**Task brief**: Only lines with the string "Choose" are wanted. Pull them out of the data.

>>>

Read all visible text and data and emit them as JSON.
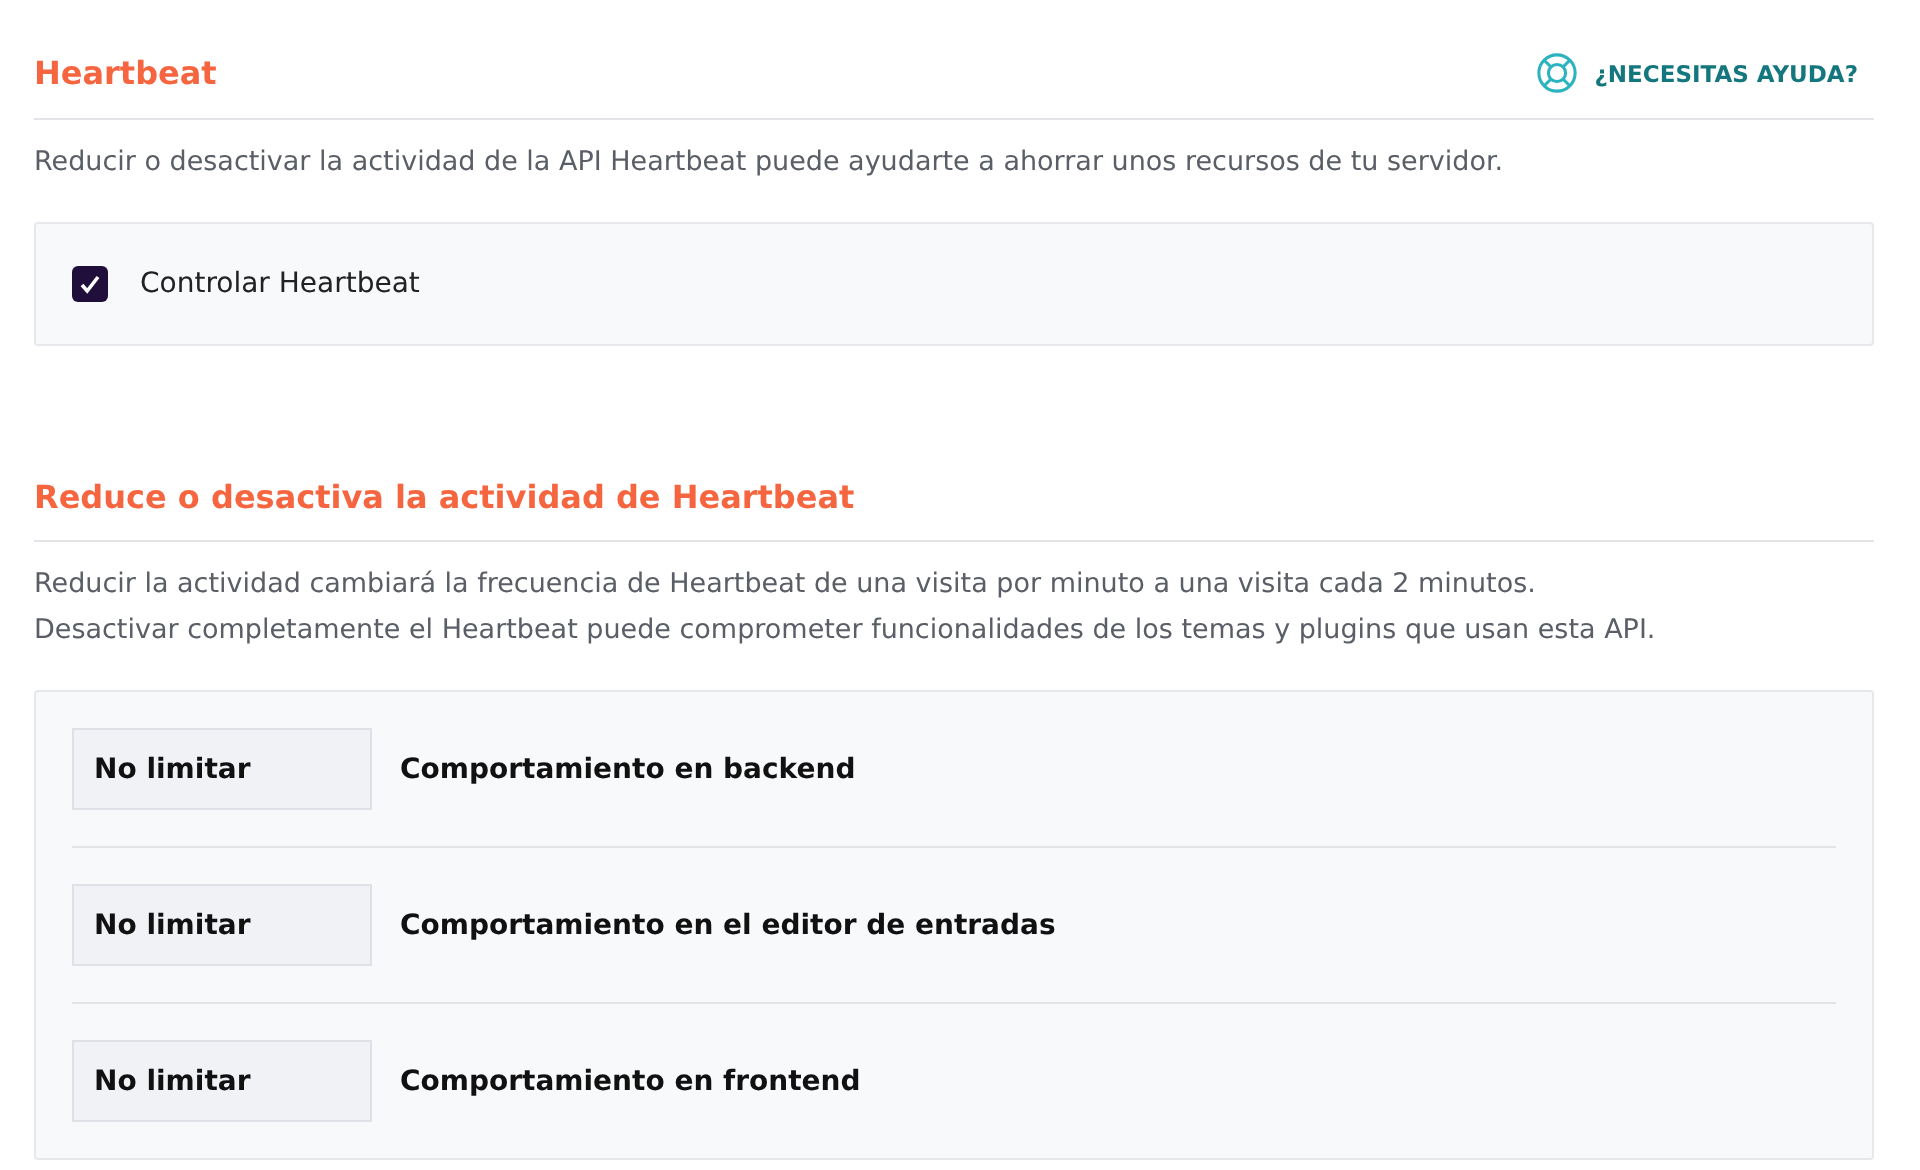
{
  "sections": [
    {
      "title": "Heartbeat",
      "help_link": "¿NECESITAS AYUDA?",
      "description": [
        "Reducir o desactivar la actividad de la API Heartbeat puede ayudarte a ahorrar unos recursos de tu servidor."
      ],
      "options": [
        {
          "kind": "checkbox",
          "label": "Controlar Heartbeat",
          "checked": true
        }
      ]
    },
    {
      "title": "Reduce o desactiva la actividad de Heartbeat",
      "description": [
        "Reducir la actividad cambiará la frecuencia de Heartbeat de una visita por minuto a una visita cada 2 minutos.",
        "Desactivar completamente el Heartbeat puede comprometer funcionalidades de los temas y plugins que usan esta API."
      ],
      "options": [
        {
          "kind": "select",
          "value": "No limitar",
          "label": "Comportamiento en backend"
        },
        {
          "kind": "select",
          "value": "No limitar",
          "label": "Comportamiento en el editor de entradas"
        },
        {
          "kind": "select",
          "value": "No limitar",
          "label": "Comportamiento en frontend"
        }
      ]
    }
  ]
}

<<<
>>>

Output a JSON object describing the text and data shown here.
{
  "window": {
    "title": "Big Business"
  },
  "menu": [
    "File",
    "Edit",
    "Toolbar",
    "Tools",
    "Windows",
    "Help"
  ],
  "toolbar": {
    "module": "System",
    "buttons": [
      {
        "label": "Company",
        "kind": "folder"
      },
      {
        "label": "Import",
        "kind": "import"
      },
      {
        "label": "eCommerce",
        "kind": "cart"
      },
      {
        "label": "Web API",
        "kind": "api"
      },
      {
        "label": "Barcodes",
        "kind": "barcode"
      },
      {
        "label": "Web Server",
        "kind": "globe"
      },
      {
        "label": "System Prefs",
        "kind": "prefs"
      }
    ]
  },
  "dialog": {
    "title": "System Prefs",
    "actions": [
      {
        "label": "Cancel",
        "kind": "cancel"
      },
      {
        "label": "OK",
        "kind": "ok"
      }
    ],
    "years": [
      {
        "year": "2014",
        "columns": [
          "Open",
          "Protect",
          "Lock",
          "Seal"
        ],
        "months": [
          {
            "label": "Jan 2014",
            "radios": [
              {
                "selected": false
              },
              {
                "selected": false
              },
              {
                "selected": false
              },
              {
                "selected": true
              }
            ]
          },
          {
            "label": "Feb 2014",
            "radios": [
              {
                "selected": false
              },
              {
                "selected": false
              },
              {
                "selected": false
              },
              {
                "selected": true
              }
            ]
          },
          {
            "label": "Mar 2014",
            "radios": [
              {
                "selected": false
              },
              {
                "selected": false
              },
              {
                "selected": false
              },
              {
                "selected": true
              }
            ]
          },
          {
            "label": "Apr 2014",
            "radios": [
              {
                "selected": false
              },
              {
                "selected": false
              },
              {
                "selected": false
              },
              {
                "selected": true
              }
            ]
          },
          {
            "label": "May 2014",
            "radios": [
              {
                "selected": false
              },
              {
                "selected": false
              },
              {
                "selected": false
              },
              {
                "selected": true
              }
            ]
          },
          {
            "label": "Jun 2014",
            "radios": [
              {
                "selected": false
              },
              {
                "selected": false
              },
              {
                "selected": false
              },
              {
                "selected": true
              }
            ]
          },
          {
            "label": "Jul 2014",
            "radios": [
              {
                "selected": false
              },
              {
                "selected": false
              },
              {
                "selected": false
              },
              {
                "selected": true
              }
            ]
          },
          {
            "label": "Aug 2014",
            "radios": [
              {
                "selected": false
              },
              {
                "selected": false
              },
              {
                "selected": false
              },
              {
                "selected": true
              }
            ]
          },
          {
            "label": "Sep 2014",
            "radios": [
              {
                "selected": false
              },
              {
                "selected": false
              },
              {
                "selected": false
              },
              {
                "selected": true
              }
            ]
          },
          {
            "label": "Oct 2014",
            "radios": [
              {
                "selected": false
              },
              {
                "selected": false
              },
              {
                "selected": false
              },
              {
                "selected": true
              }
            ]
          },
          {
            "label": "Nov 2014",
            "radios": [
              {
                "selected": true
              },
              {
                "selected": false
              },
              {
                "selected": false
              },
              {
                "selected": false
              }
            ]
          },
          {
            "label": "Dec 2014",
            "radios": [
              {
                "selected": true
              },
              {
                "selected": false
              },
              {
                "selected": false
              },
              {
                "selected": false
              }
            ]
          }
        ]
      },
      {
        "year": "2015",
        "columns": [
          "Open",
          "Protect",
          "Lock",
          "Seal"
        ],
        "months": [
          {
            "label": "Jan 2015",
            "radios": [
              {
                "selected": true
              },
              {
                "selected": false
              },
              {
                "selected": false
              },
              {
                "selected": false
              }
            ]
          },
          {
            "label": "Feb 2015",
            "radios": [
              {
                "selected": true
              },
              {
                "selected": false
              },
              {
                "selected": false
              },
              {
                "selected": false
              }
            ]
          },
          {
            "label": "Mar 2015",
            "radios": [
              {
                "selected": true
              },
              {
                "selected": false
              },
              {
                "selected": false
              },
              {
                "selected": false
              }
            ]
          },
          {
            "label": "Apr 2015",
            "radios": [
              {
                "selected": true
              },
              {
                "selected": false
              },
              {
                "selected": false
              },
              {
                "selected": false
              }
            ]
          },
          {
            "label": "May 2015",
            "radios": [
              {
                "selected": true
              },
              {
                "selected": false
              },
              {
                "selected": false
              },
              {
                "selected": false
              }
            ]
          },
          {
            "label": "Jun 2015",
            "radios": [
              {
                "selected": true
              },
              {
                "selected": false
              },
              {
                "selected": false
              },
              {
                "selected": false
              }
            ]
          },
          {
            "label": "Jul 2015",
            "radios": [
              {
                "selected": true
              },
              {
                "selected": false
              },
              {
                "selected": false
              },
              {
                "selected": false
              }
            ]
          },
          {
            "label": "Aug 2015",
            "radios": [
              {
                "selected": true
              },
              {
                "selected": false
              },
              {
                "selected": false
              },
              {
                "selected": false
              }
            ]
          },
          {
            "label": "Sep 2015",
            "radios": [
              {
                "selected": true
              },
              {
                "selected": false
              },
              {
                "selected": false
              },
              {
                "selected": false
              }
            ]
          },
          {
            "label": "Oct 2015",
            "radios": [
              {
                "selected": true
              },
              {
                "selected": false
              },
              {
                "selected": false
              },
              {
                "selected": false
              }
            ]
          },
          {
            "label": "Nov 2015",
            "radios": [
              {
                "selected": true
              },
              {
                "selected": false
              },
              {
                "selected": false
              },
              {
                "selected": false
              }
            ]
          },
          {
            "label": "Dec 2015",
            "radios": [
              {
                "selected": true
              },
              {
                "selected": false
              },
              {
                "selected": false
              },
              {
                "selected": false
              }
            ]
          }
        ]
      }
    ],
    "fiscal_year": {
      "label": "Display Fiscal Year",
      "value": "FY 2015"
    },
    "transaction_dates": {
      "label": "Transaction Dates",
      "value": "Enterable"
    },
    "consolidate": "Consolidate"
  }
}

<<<
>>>

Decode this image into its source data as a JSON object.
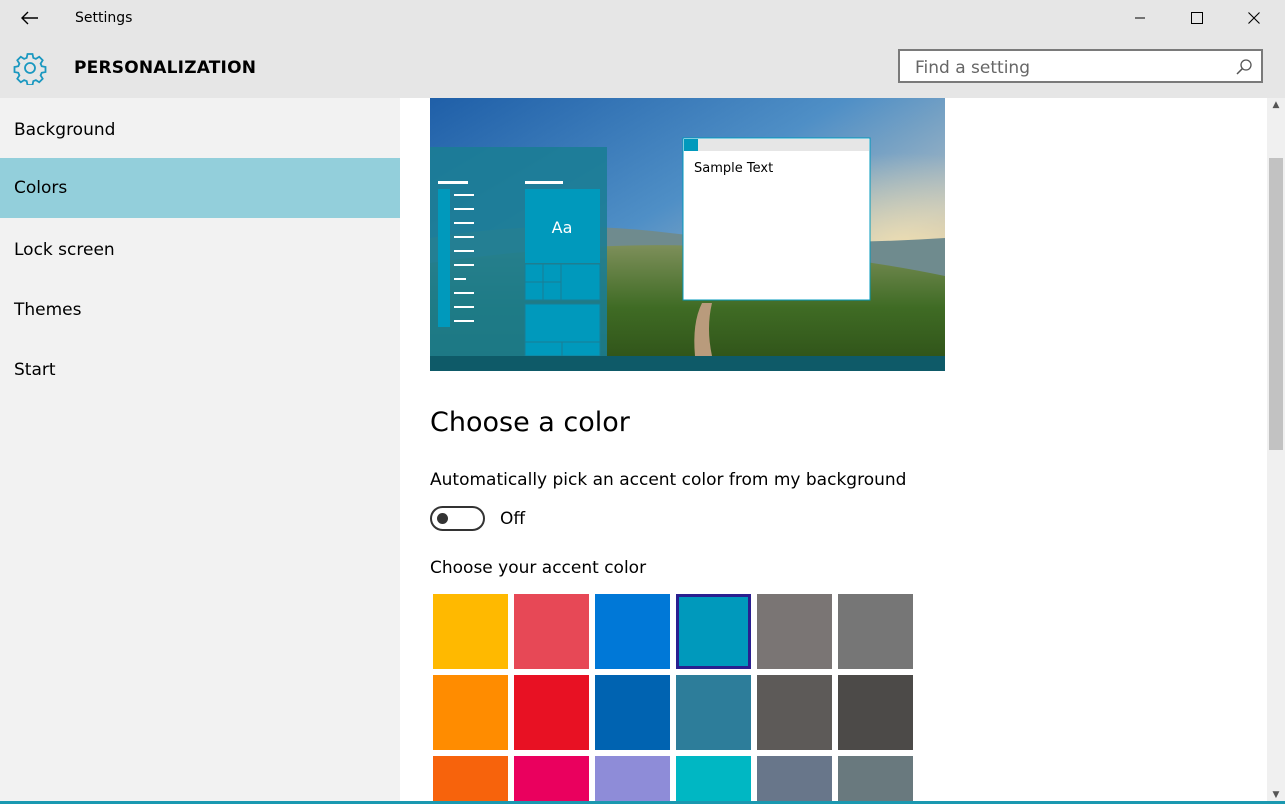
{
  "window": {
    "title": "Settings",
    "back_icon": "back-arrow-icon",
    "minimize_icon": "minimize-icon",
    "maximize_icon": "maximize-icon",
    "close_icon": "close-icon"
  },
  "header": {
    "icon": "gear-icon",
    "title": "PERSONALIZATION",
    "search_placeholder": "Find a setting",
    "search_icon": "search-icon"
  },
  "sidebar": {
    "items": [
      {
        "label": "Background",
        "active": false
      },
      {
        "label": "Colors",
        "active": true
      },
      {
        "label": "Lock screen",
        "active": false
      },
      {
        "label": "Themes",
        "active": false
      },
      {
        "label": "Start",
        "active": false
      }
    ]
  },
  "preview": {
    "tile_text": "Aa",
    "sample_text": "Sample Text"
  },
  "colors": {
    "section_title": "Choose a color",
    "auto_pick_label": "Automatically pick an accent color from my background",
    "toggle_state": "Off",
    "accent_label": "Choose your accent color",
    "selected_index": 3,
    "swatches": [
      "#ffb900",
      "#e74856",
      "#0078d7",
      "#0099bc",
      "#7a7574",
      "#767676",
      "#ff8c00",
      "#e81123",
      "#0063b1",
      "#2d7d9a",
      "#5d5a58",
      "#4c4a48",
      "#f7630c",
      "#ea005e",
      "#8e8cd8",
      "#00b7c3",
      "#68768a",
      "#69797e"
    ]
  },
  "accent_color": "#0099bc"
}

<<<

**Task solution**:
    "section_title": "Choose a color",
    "accent_label": "Choose your accent color",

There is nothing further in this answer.